[Page and application data records]
◆ ◆ ◆ ◆ ◆

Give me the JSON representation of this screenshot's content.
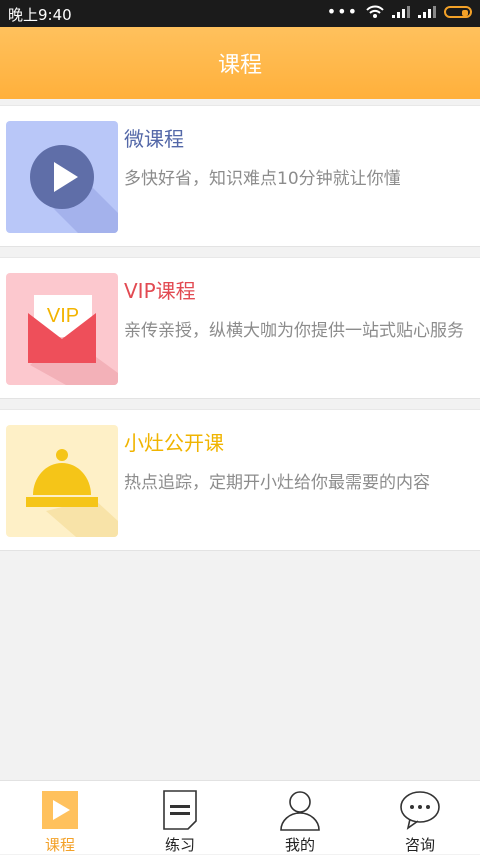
{
  "status_bar": {
    "time": "晚上9:40",
    "dots": "•••"
  },
  "header": {
    "title": "课程"
  },
  "courses": [
    {
      "name": "微课程",
      "desc": "多快好省，知识难点10分钟就让你懂",
      "name_color": "#5468a8",
      "icon": "play-icon"
    },
    {
      "name": "VIP课程",
      "desc": "亲传亲授，纵横大咖为你提供一站式贴心服务",
      "name_color": "#e24a52",
      "icon": "vip-envelope-icon",
      "icon_text": "VIP"
    },
    {
      "name": "小灶公开课",
      "desc": "热点追踪，定期开小灶给你最需要的内容",
      "name_color": "#f0b400",
      "icon": "service-bell-icon"
    }
  ],
  "tabs": [
    {
      "label": "课程",
      "icon": "play-icon",
      "active": true
    },
    {
      "label": "练习",
      "icon": "document-icon",
      "active": false
    },
    {
      "label": "我的",
      "icon": "user-icon",
      "active": false
    },
    {
      "label": "咨询",
      "icon": "chat-bubble-icon",
      "active": false
    }
  ],
  "colors": {
    "accent": "#f3a128",
    "header": "#ffb03b"
  }
}
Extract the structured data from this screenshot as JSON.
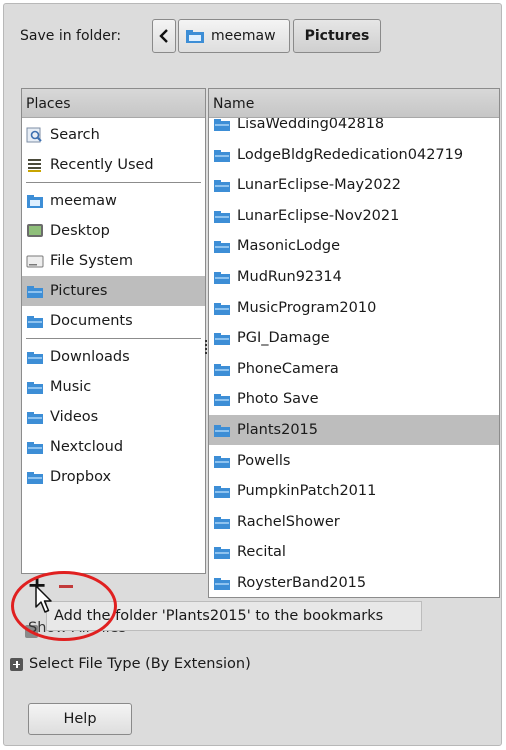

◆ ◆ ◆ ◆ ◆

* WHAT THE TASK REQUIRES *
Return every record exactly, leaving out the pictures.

* RESPONSE AREA *
Give me the JSON representation of this screenshot's content.
{
  "status_bar": {
    "time": "晚上9:40",
    "dots": "•••"
  },
  "header": {
    "title": "课程"
  },
  "courses": [
    {
      "name": "微课程",
      "desc": "多快好省，知识难点10分钟就让你懂",
      "name_color": "#5468a8",
      "icon": "play-icon"
    },
    {
      "name": "VIP课程",
      "desc": "亲传亲授，纵横大咖为你提供一站式贴心服务",
      "name_color": "#e24a52",
      "icon": "vip-envelope-icon",
      "icon_text": "VIP"
    },
    {
      "name": "小灶公开课",
      "desc": "热点追踪，定期开小灶给你最需要的内容",
      "name_color": "#f0b400",
      "icon": "service-bell-icon"
    }
  ],
  "tabs": [
    {
      "label": "课程",
      "icon": "play-icon",
      "active": true
    },
    {
      "label": "练习",
      "icon": "document-icon",
      "active": false
    },
    {
      "label": "我的",
      "icon": "user-icon",
      "active": false
    },
    {
      "label": "咨询",
      "icon": "chat-bubble-icon",
      "active": false
    }
  ],
  "colors": {
    "accent": "#f3a128",
    "header": "#ffb03b"
  }
}
Extract the structured data from this screenshot as JSON.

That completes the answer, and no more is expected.